**Try it**
Lines of the records that hold the word "placeholder" are to be counted; give the number and nothing more.

Available data: Begin

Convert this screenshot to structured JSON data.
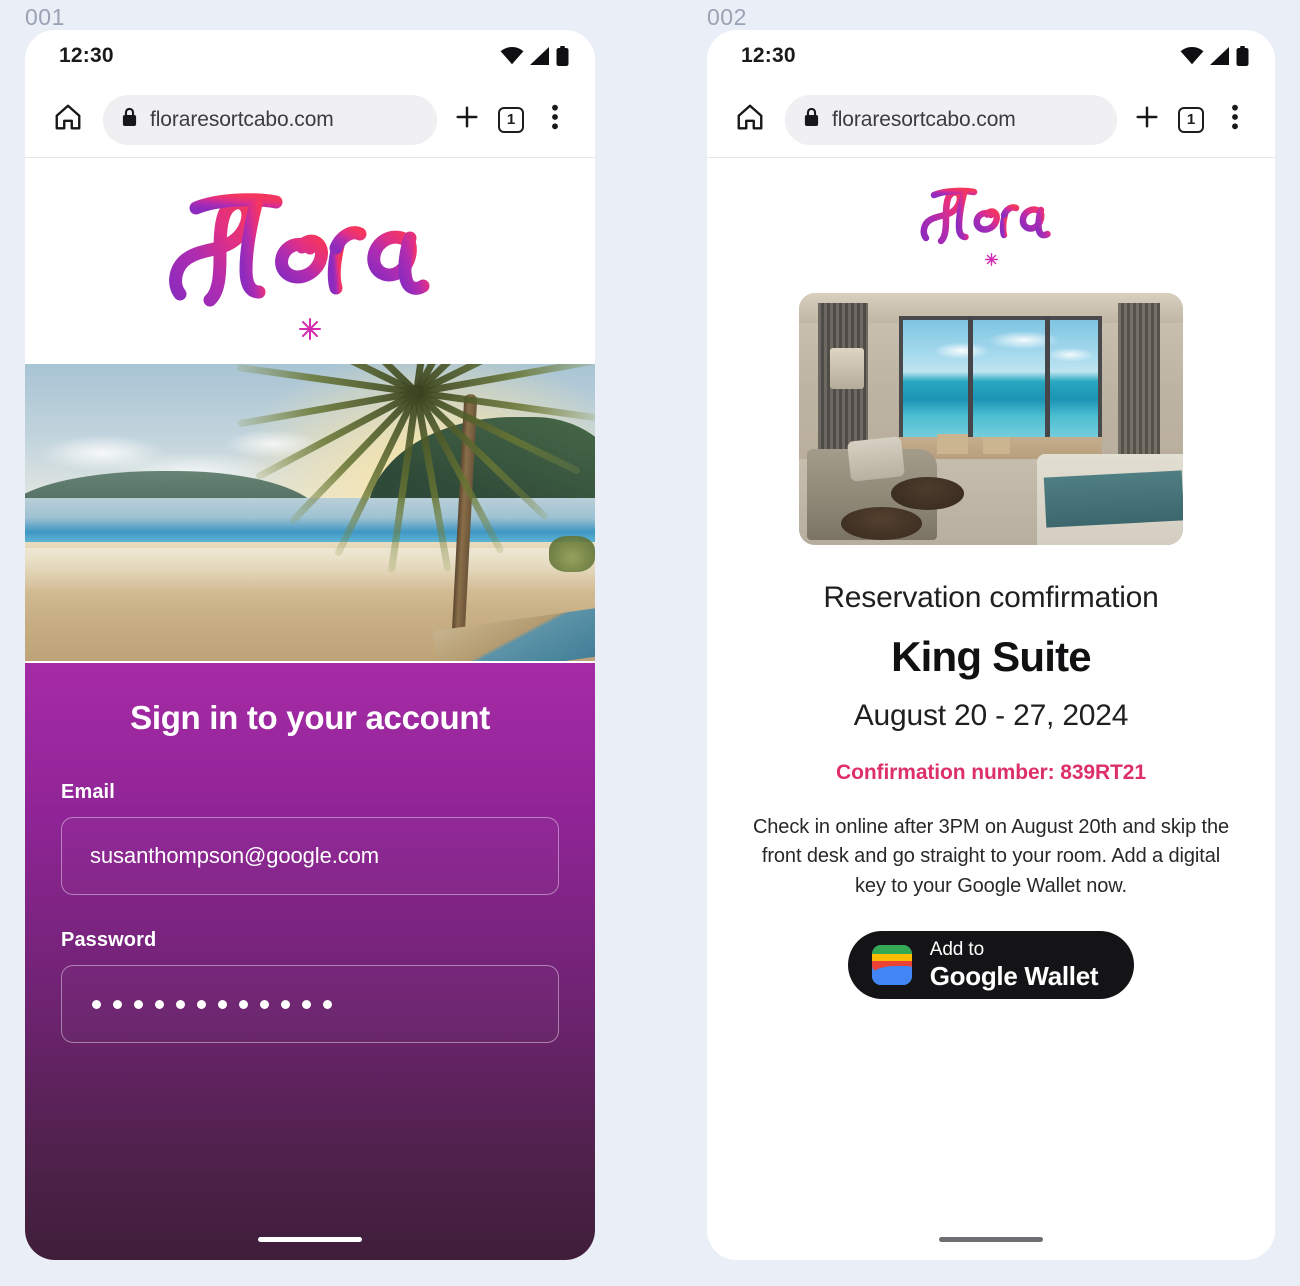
{
  "page": {
    "background_color": "#eaeef7"
  },
  "frames": [
    {
      "label": "001"
    },
    {
      "label": "002"
    }
  ],
  "status_bar": {
    "time": "12:30",
    "icons": [
      "wifi-icon",
      "cellular-signal-icon",
      "battery-icon"
    ]
  },
  "browser": {
    "home_icon": "home-icon",
    "lock_icon": "lock-icon",
    "url": "floraresortcabo.com",
    "new_tab_icon": "plus-icon",
    "tab_count": "1",
    "menu_icon": "overflow-menu-icon"
  },
  "brand": {
    "wordmark": "Flora",
    "mark_gradient_start": "#8c2bbd",
    "mark_gradient_end": "#f0326a",
    "flower_icon": "asterisk-flower-icon"
  },
  "screen_001": {
    "hero_image_alt": "beach-sunset-palm-tree-photo",
    "signin": {
      "title": "Sign in to your account",
      "email": {
        "label": "Email",
        "value": "susanthompson@google.com",
        "placeholder": "Email"
      },
      "password": {
        "label": "Password",
        "value": "••••••••••••",
        "masked_dot_count": 12,
        "placeholder": "Password"
      },
      "panel_gradient_start": "#a62ba6",
      "panel_gradient_end": "#3f1e3a"
    }
  },
  "screen_002": {
    "room_image_alt": "hotel-suite-ocean-view-photo",
    "kicker": "Reservation comfirmation",
    "room_name": "King Suite",
    "dates": "August 20 - 27, 2024",
    "confirmation_line": "Confirmation number: 839RT21",
    "confirmation_color": "#dd3069",
    "body": "Check in online after 3PM on August 20th and skip the front desk and go straight to your room. Add a digital key to your Google Wallet now.",
    "wallet_button": {
      "small_label": "Add to",
      "big_label": "Google Wallet",
      "icon": "google-wallet-icon",
      "background_color": "#141417"
    }
  }
}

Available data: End

**Exercise solution**
2